▶ Your goal
Of the entries below, copy only those lines that contain the word "been".

▶ Data supplied
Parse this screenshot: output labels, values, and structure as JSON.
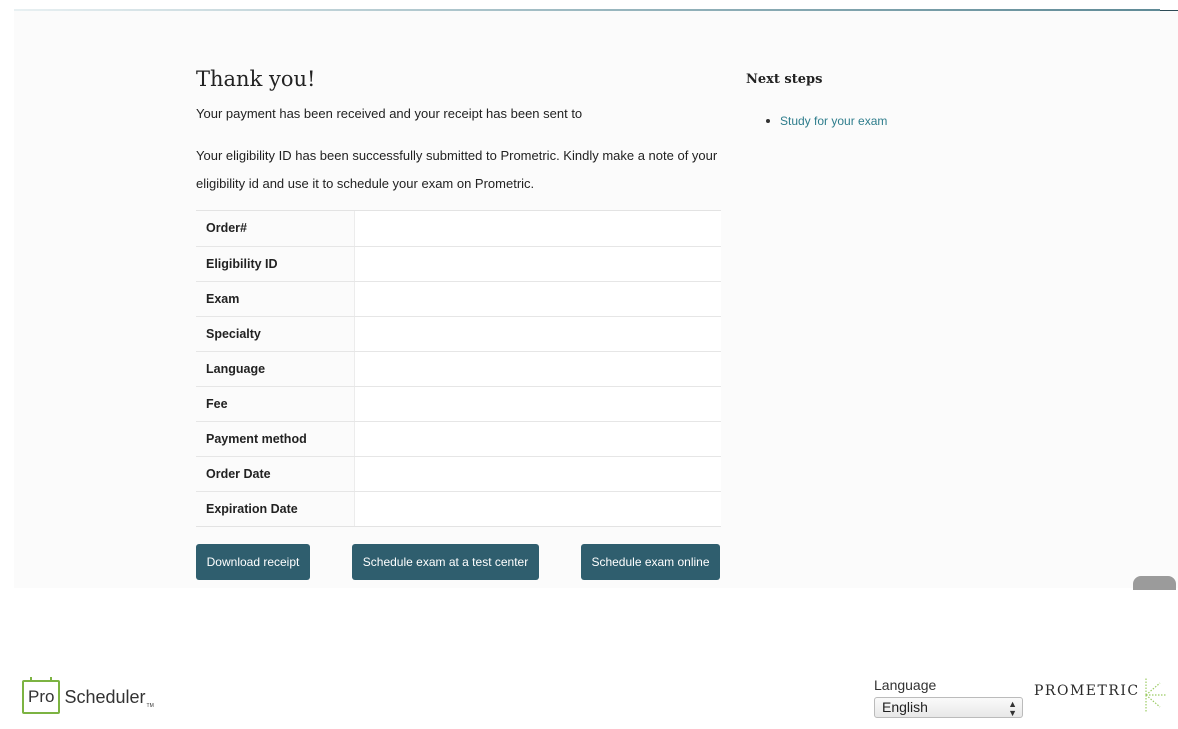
{
  "page": {
    "title": "Thank you!",
    "payment_text": "Your payment has been received and your receipt has been sent to",
    "eligibility_text": "Your eligibility ID has been successfully submitted to Prometric. Kindly make a note of your eligibility id and use it to schedule your exam on Prometric."
  },
  "details": {
    "rows": [
      {
        "label": "Order#",
        "value": ""
      },
      {
        "label": "Eligibility ID",
        "value": ""
      },
      {
        "label": "Exam",
        "value": ""
      },
      {
        "label": "Specialty",
        "value": ""
      },
      {
        "label": "Language",
        "value": ""
      },
      {
        "label": "Fee",
        "value": ""
      },
      {
        "label": "Payment method",
        "value": ""
      },
      {
        "label": "Order Date",
        "value": ""
      },
      {
        "label": "Expiration Date",
        "value": ""
      }
    ]
  },
  "buttons": {
    "download": "Download receipt",
    "test_center": "Schedule exam at a test center",
    "online": "Schedule exam online"
  },
  "next_steps": {
    "title": "Next steps",
    "items": [
      "Study for your exam"
    ]
  },
  "footer": {
    "logo_pro": "Pro",
    "logo_scheduler": "Scheduler",
    "logo_tm": "TM",
    "language_label": "Language",
    "language_value": "English",
    "brand": "PROMETRIC"
  },
  "colors": {
    "button": "#2f5e6e",
    "link": "#2e7d8c",
    "logo_green": "#7cb342"
  },
  "icons": {
    "accessibility": "accessibility-icon",
    "select_arrows": "updown-arrows-icon"
  }
}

▶ Response to this task
    "payment_text": "Your payment has been received and your receipt has been sent to",
    "eligibility_text": "Your eligibility ID has been successfully submitted to Prometric. Kindly make a note of your eligibility id and use it to schedule your exam on Prometric."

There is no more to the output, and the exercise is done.